The Settlers of Catan
Every now and again, a certain standard of board game rises from the kitchen table of it’s original country of birth, and takes a stroll into being an internationally acclaimed best-seller, spreading far and wide all over the globe.
Settlers of Catan is one such game!
The game was designed in Germany by Klaus Teuber, and first published as “Die Siedler von Catan”. It wasn’t long before it’s popularity escalated, and it was later to be translated into 30 languages, selling over 15 million copies across the globe by 2009, just five years after its release in Germany.
Popularity like that, doesn’t come for free, especially not in the highly competitive world of board games, where it really takes something special to reach worldwide recognition.

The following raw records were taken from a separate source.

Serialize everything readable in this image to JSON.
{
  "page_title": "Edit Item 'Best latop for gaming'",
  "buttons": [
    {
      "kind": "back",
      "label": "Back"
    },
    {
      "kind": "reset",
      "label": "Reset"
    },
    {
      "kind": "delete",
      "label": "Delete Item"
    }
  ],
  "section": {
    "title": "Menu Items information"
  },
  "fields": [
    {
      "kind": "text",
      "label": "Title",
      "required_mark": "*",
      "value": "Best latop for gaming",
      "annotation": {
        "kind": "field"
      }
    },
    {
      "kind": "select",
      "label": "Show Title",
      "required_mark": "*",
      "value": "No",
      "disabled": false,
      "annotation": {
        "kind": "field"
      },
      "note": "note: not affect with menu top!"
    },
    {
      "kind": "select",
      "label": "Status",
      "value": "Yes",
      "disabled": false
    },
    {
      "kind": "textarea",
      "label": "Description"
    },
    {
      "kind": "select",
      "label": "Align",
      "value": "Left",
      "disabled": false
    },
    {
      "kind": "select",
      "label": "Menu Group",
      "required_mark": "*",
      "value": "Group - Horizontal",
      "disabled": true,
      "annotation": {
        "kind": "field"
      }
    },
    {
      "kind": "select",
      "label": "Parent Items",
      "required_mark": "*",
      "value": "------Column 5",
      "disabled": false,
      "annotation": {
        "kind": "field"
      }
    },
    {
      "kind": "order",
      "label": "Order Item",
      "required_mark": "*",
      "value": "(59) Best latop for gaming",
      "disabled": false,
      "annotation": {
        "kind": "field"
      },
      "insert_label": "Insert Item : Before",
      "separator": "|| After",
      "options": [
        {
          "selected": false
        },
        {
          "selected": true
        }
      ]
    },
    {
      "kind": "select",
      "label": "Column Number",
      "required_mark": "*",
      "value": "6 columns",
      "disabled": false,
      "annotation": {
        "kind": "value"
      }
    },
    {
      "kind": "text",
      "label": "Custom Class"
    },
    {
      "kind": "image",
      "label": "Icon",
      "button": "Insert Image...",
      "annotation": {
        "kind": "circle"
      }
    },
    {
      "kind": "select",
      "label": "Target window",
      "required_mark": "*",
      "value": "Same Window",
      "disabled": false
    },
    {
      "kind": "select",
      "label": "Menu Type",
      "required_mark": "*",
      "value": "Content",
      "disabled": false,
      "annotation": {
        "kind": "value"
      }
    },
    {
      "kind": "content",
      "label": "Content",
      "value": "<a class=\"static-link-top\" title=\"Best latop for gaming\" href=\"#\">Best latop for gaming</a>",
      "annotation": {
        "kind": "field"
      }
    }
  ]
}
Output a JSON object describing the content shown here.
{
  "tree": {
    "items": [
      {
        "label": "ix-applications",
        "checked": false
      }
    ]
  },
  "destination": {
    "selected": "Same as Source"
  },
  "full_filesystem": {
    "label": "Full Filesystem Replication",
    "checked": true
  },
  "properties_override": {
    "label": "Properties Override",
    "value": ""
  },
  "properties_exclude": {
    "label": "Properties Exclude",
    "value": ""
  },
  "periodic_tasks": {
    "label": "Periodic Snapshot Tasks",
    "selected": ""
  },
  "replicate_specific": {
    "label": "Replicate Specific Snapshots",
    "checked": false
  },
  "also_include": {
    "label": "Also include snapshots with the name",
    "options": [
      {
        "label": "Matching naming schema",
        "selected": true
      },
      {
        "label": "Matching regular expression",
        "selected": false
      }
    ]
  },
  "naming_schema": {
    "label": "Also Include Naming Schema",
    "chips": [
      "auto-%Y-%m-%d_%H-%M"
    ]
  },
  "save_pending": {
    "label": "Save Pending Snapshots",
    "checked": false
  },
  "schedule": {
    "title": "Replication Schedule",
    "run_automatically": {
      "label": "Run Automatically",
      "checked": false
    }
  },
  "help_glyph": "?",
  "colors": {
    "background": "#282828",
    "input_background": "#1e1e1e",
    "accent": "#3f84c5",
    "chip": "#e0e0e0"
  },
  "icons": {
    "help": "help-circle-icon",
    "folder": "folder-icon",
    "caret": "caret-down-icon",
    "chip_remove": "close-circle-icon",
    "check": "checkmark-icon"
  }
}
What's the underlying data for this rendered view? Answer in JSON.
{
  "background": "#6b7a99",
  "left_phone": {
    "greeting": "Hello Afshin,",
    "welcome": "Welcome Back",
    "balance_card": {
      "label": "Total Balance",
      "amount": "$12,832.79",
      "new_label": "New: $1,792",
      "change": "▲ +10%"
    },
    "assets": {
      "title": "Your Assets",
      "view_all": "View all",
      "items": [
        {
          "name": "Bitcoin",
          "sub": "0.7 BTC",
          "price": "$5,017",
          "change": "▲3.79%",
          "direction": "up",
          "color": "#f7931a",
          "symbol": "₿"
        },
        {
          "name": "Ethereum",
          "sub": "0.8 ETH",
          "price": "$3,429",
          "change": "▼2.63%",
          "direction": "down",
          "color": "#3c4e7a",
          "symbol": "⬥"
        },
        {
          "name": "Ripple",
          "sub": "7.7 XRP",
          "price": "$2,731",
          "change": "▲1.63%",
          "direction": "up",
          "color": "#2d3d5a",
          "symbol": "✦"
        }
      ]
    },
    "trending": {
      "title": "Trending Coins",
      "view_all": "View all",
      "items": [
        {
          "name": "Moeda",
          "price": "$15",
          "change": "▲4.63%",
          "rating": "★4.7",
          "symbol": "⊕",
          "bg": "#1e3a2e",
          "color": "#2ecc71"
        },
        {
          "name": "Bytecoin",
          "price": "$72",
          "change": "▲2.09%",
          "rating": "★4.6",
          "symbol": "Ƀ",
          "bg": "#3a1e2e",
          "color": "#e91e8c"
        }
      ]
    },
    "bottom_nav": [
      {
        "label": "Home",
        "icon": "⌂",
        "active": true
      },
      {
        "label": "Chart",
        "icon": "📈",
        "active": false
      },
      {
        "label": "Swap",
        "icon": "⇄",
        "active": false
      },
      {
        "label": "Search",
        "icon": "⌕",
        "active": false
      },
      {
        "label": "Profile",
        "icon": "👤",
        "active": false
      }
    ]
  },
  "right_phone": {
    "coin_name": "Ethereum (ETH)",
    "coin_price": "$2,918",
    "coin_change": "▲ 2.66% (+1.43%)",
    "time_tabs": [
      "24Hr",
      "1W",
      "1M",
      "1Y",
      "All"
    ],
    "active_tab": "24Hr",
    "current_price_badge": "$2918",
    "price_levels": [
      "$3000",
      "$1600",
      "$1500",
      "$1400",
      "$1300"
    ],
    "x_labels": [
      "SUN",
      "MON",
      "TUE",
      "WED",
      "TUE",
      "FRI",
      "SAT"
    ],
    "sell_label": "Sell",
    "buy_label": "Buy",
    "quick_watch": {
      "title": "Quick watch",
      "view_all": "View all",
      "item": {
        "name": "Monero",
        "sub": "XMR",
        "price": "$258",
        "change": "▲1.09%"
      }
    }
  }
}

Settlers of Catan has earned it’s place amongst the greats by being that radical sort of board game that can be enjoyed on a number of different levels; beginner and expert alike can enjoy the game together because;
- It is simple enough that anyone can learn how to play.
- It has enough scope for tactical input that hardcore gamers will develop a long term love affairs with it.
- It has enough of a luck element that everyone who plays at least has a chance of winning.
The game can be played by 2-4 players, although it is more exciting with 3 or 4. It is suitable for all ages, and is widely available across stores, and online. The game takes between 90 minutes, and 180 minutes to play, so it is a bit of a long-haul, but well worth it for the gameplay.
The board itself is beautifully original, somewhat resembling a hexagonal jigsaw puzzle. The land tiles are placed before the game begins, and form a honey-comb pattern. These are then surrounded by water tiles, which altogether make the sum of the island of Catan.
The aim of the game is to score victory points, and the winner is the first player to score 10 points. Players score a point per settlement owned, and two points per city (which are basically upgraded settlements.) Points can also be scored for other achievements, such as building the longest road, or having the largest army.
First, each payer places their game piece on the intersection of three hexagons. Then the roll of the dice sparks the race for resources.
In order to settle players must build; but before they can build, they must accumulate resources. Types of resources are specific to the land type of the individual tiles; some tiles give out grain, some ore, or for the arid desert… nothing.
Two dice are rolled at the start of a turn, and the total of the roll corresponds with numbers on the hexagonal tiles. This determines which resources are awarded. Players with settlements on any tile adjacent to one which displays the corresponding number, gain resources.
The number “7” is the crazy number for this game, and when rolled leads to dangerous losses of resources for players; It is the wild-card so to speak!
The resources, when accumulated, can then be used to build settlements, cities, and roads, which lead to victory points!
But the game goes deeper than a roll of the dice; choosing where is best to begin on the board, making decisions about how to build, and where is optimal to build at a given time, and playing for victory points, all influence the outcome of the game!
Another interesting element, is the ability to trade resources. This can occur from player to player, and also “off the island” with what is effectively a bank. Resources can only be traded off the island at a poor ratio of 4 of your own resource cards, for one of the banks’. This ratio can be improved by settling on ports, giving the player an advantage on trades!
The fact that the game has so much room for tactical input has even lead to it being the centre of huge tournaments, such as the Gen Con Indie tournaments. Settlers of Catan is very easy to learn, so new gamers should not be intimidated, but over time you will begin to see the elements of skill creeping through; it is at this point that the game becomes very addictive!
Such is the popularity of Settlers of Catan, that many different versions have been released. The original has been published by several board game giants, such as Mayfair Games and Capcom. Other versions include expansion packs to the original game, such as the seafarers, and extensions which allow 5-6 players to join in.
But the enterprise of Settlers of Catan does not end with expansion packs; there are Catan dice games, card games, on-the-move games, spin-offs, and stand alone versions such as the family edition, and of course (as is the case with every popular board game) the Star Trek edition! Perhaps the most unusual, and okay we admit, largely irrelevant addition to the series, is the “Catanimals”, a collection of stuffed animals released by Mayfair, and only mildly relatable to the board game.
It’s okay thanks Mayfair, we just want to play Settler’s of Catan!
This highly addictive, internationally acclaimed beast, is highly recommendable, both for a relaxed long evening with the family, or for a tense battle of will power between friends.